AT&T (NYSE:T) appears to be changing its tune when it comes to 5G technology, which is expected to have lower latency (the time it takes to respond to a request) and faster connection speeds than 4G LTE. The about-face comes just a few months after the carrier wanted to avoid any definitive talk about the next wave of wireless communication.

"We're not at a point to be making promises or commitments to customers as to what 5G is," said chief executive of AT&T Mobility Glenn Lurie in September. "Let's make sure that before we start hyping what it's going to be, that those standards are agreed to."

But AT&T now appears to be altering course, as Verizon Communications (NYSE:VZ) and Alphabet's (NASDAQ:GOOG) (NASDAQ:GOOGL) Google aggressively pursue the new technology. According to information surfaced last week by wireless consulting engineer Steve Crowley (republished on FierceWireless), AT&T has filed an application with the Federal Communications Commission to test 5G technologies in Austin, Texas. A redacted public FCC application said AT&T will experiment over the next three years with various wireless spectrums for voice, video, and data signals for 5G innovation. 

Keeping up with the Joneses
Verizon began 5G tests at its New Jersey headquarters at the end of 2015, and will start testing the technology in a few major U.S. cities later this year. The carrier is still at the beginning of its 5G tests, but already says that it wants to start a slow commercial rollout sometime in 2017. 
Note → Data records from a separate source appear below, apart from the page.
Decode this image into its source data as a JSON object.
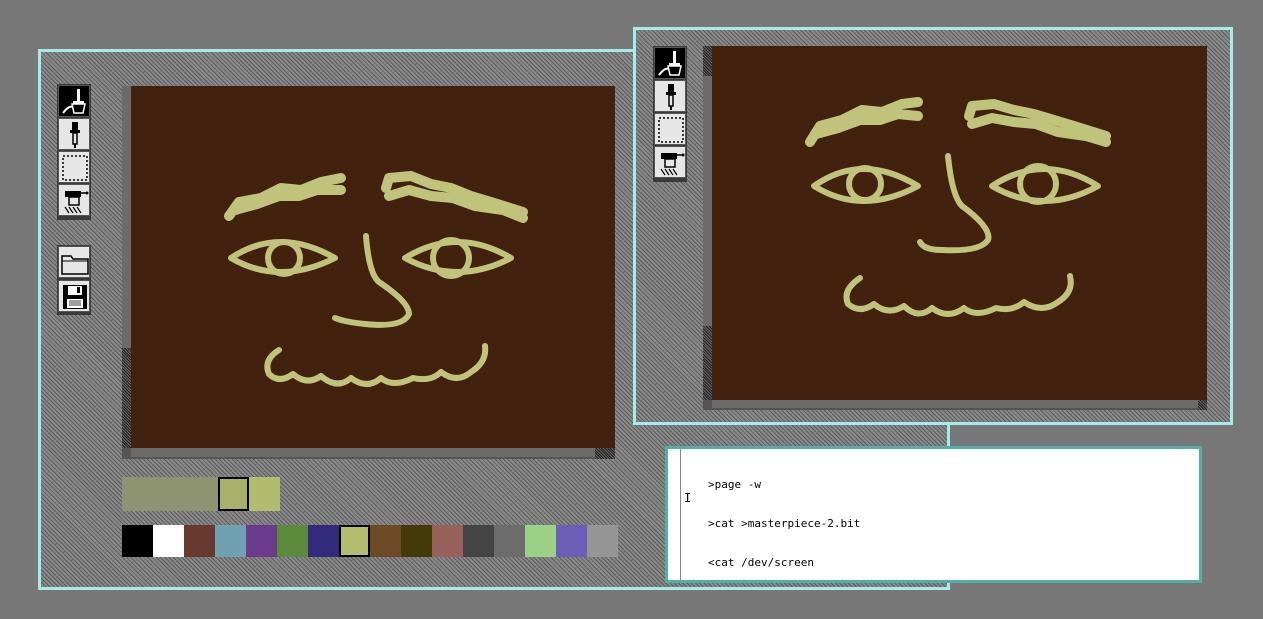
{
  "windows": {
    "left": {
      "tools": [
        {
          "icon": "paintbrush-icon",
          "selected": true
        },
        {
          "icon": "eyedropper-icon",
          "selected": false
        },
        {
          "icon": "marquee-select-icon",
          "selected": false
        },
        {
          "icon": "fill-tool-icon",
          "selected": false
        }
      ],
      "file_tools": [
        {
          "icon": "folder-open-icon"
        },
        {
          "icon": "floppy-disk-save-icon"
        }
      ],
      "current_colors": [
        "#8e9470",
        "#a9b06a",
        "#b2bc6e"
      ],
      "palette": [
        "#000000",
        "#ffffff",
        "#683a2f",
        "#6fa1b0",
        "#6a3b8c",
        "#5a8a3a",
        "#322a7a",
        "#b4bd6e",
        "#6b4a24",
        "#433a08",
        "#98625a",
        "#444444",
        "#6c6c6c",
        "#9ad184",
        "#6c5eb6",
        "#959595"
      ],
      "selected_palette_index": 7
    },
    "right": {
      "tools": [
        {
          "icon": "paintbrush-icon",
          "selected": true
        },
        {
          "icon": "eyedropper-icon",
          "selected": false
        },
        {
          "icon": "marquee-select-icon",
          "selected": false
        },
        {
          "icon": "fill-tool-icon",
          "selected": false
        }
      ]
    }
  },
  "colors": {
    "canvas_bg": "#42220f",
    "stroke": "#bfc47a",
    "window_border": "#a4ece8",
    "desktop": "#777777"
  },
  "terminal": {
    "lines": [
      ">page -w",
      ">cat >masterpiece-2.bit",
      "<cat /dev/screen"
    ],
    "cursor_glyph": "I"
  }
}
"As we said, we will be at the forefront and we are currently at the forefront globally talking about standards," noted Verizon's executive VP and CFO Fran Shammo on the company's fourth quarter earnings call. "We will be the first company to roll 5G out in the United States and we are currently preparing for those field trials." 

Verizon has built a strong 4G LTE network, but its competitors are catching up. The latest OpenSignal data shows that T-Mobile has almost closed the LTE coverage gap, and its download speeds are faster than Verizon's. Verizon has long enjoyed network dominance because it was the first to deploy 4G LTE in the U.S., and doing the same with 5G could propel the carrier ahead once again. 

AT&T and Verizon are keen on developing a strong 5G position not just to keep up with each other, but also to keep Google at bay. The Guardian recently reported that the tech giant is testing drones that can beam millimeter-wave radio transmissions down to cellular users for 5G connections. 

Google's drones could potentially fly for up to five years without coming down, powered by solar panels, and could let the company provide connectivity without building out expensive cell towers. Google's 5G interests are still unclear, but it could be looking to challenge wireless carriers to innovate faster and reduce connectivity prices in the same way it challenges cable Internet providers with Google Fiber

AT&T probably won't fall behind
While the carrier may be bumping up its timeline faster than it previously wanted, it's clear AT&T is now moving in the right direction. Verizon started its first 5G tests two months ago and AT&T will likely begin its tests in a few months. As the nation's top two carriers are getting started with 5G, it's likely AT&T will be able to keep pace (or close to it) with Verizon. 

Tech and telecom investors are likely to hear a lot more about 5G standards and testing over the next two years. Considering that the crux of the wireless business is in delivering the best and fastest connections, other carriers won't be able keep to keep away from doing their own 5G testing now that Verizon, AT&T, and Google have vowed to pursue it.

Suzanne Frey, an executive at Alphabet, is a member of The Motley Fool's board of directors. Chris Neiger has no position in any stocks mentioned. The Motley Fool owns shares of and recommends Alphabet (A shares) and Alphabet (C shares). The Motley Fool recommends Verizon Communications. Try any of our Foolish newsletter services free for 30 days. We Fools may not all hold the same opinions, but we all believe that considering a diverse range of insights makes us better investors. The Motley Fool has a disclosure policy.